Carbon capture plans relit as Government warms to CCS.

Source: DailyClimate

The Government is preparing to reignite Britain’s plans to develop a technology that can strip harmful carbon dioxide out of industrial emissions.

The plans to embrace carbon capture and storage (CCS) are the first to emerge since a billion-pound funding competition fit two coal power plants with the technology collapsed two years ago.

The new scheme will focus on helping to cut harmful greenhouse gas emissions from heavy industry and heating.

Claire Perry MP, a minister in the Department for Business, Energy and Industrial Strategy, resurrected CCS ambitions at the Conservative Party conference, saying it was a “vital technology”, which should be deployed “at an appropriate cost”.

The plans are expected to emerge “in a few weeks”, she added, and are likely to be part of the Government’s long overdue Clean Growth Plan, which aims to tackle the greenhouse gas emissions in the country’s industry and gas heating networks.

Heating and industrial emissions make up almost half of total greenhouse gas emissions in the UK.

“It’s hard. There is no magic bullet. Ahead I see a road of small but important steps,” Ms Perry said, adding that plans to toughen up standards on new home building, business energy efficiency and waste heat would also play a role.

Claire Perry inspects a solar panel

The return of CCS to the political agenda could play a major role in reducing the carbon intensity of heavy industry by stripping carbon from factory flues and capturing the gas before piping it into permanent storage sites below the North Sea seabed.
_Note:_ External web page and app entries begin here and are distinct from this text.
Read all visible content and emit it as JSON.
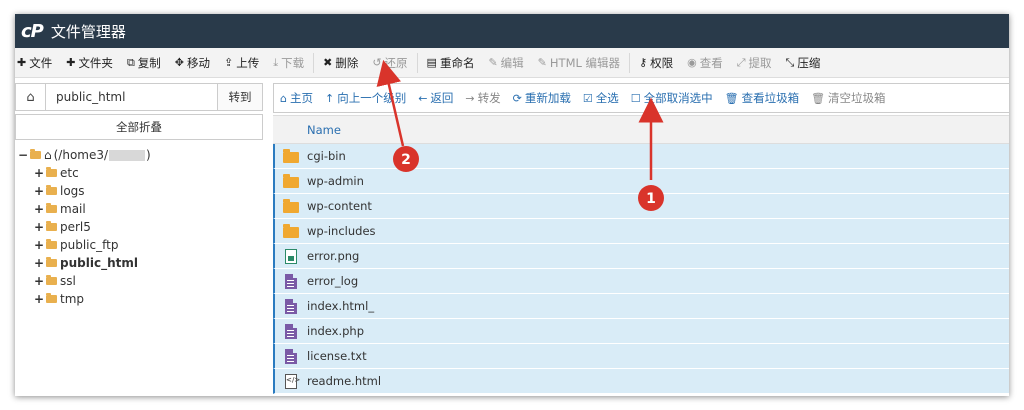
{
  "header": {
    "logo": "cP",
    "title": "文件管理器"
  },
  "toolbar": {
    "items": [
      {
        "icon": "plus-icon",
        "glyph": "✚",
        "label": "文件",
        "enabled": true
      },
      {
        "icon": "plus-icon",
        "glyph": "✚",
        "label": "文件夹",
        "enabled": true
      },
      {
        "icon": "copy-icon",
        "glyph": "⧉",
        "label": "复制",
        "enabled": true
      },
      {
        "icon": "move-icon",
        "glyph": "✥",
        "label": "移动",
        "enabled": true
      },
      {
        "icon": "upload-icon",
        "glyph": "⇪",
        "label": "上传",
        "enabled": true
      },
      {
        "icon": "download-icon",
        "glyph": "⤓",
        "label": "下载",
        "enabled": false
      },
      {
        "icon": "delete-icon",
        "glyph": "✖",
        "label": "删除",
        "enabled": true
      },
      {
        "icon": "restore-icon",
        "glyph": "↺",
        "label": "还原",
        "enabled": false
      },
      {
        "icon": "rename-icon",
        "glyph": "▤",
        "label": "重命名",
        "enabled": true
      },
      {
        "icon": "edit-icon",
        "glyph": "✎",
        "label": "编辑",
        "enabled": false
      },
      {
        "icon": "html-edit-icon",
        "glyph": "✎",
        "label": "HTML 编辑器",
        "enabled": false
      },
      {
        "icon": "key-icon",
        "glyph": "⚷",
        "label": "权限",
        "enabled": true
      },
      {
        "icon": "eye-icon",
        "glyph": "◉",
        "label": "查看",
        "enabled": false
      },
      {
        "icon": "extract-icon",
        "glyph": "⤢",
        "label": "提取",
        "enabled": false
      },
      {
        "icon": "compress-icon",
        "glyph": "⤡",
        "label": "压缩",
        "enabled": true
      }
    ]
  },
  "sidebar": {
    "path_value": "public_html",
    "go_label": "转到",
    "collapse_label": "全部折叠",
    "root_label": "(/home3/",
    "root_suffix": ")",
    "tree": [
      {
        "label": "etc",
        "bold": false
      },
      {
        "label": "logs",
        "bold": false
      },
      {
        "label": "mail",
        "bold": false
      },
      {
        "label": "perl5",
        "bold": false
      },
      {
        "label": "public_ftp",
        "bold": false
      },
      {
        "label": "public_html",
        "bold": true
      },
      {
        "label": "ssl",
        "bold": false
      },
      {
        "label": "tmp",
        "bold": false
      }
    ]
  },
  "nav": {
    "items": [
      {
        "icon": "home-icon",
        "glyph": "⌂",
        "label": "主页",
        "enabled": true
      },
      {
        "icon": "arrow-up-icon",
        "glyph": "↑",
        "label": "向上一个级别",
        "enabled": true
      },
      {
        "icon": "arrow-left-icon",
        "glyph": "←",
        "label": "返回",
        "enabled": true
      },
      {
        "icon": "arrow-right-icon",
        "glyph": "→",
        "label": "转发",
        "enabled": false
      },
      {
        "icon": "refresh-icon",
        "glyph": "⟳",
        "label": "重新加载",
        "enabled": true
      },
      {
        "icon": "checkbox-checked-icon",
        "glyph": "☑",
        "label": "全选",
        "enabled": true
      },
      {
        "icon": "checkbox-empty-icon",
        "glyph": "☐",
        "label": "全部取消选中",
        "enabled": true
      },
      {
        "icon": "trash-icon",
        "glyph": "🗑",
        "label": "查看垃圾箱",
        "enabled": true
      },
      {
        "icon": "trash-icon",
        "glyph": "🗑",
        "label": "清空垃圾箱",
        "enabled": false
      }
    ]
  },
  "table": {
    "header_name": "Name",
    "files": [
      {
        "name": "cgi-bin",
        "type": "folder"
      },
      {
        "name": "wp-admin",
        "type": "folder"
      },
      {
        "name": "wp-content",
        "type": "folder"
      },
      {
        "name": "wp-includes",
        "type": "folder"
      },
      {
        "name": "error.png",
        "type": "image"
      },
      {
        "name": "error_log",
        "type": "text"
      },
      {
        "name": "index.html_",
        "type": "text"
      },
      {
        "name": "index.php",
        "type": "text"
      },
      {
        "name": "license.txt",
        "type": "text"
      },
      {
        "name": "readme.html",
        "type": "code"
      }
    ]
  },
  "annotations": [
    {
      "number": "1",
      "color": "#d9342b"
    },
    {
      "number": "2",
      "color": "#d9342b"
    }
  ],
  "colors": {
    "header_bg": "#293a4a",
    "selected_row": "#d9ecf7",
    "link": "#2a6fb0",
    "annotation": "#d9342b"
  }
}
It could also help transform the UK’s gas grid to run on cleaner hydrogen gas by trapping and removing the carbon dioxide produced in the process of breaking methane down to hydrogen.

Leeds City Council has already taken steps to convert the gas grid to run on hydrogen, rather than natural gas or methane. The process will include carbon capture technology to trap the CO2 produced. Similar plans are afoot to create a “hydrogen cluster” in Manchester and Liverpool.

The Clean Growth Plan kicks off a raft of Government energy programmes. It will be followed by a review of industrial energy costs spearheaded by Professor Dieter Helm and the Government’s Industrial Strategy will follow, Ms Perry said.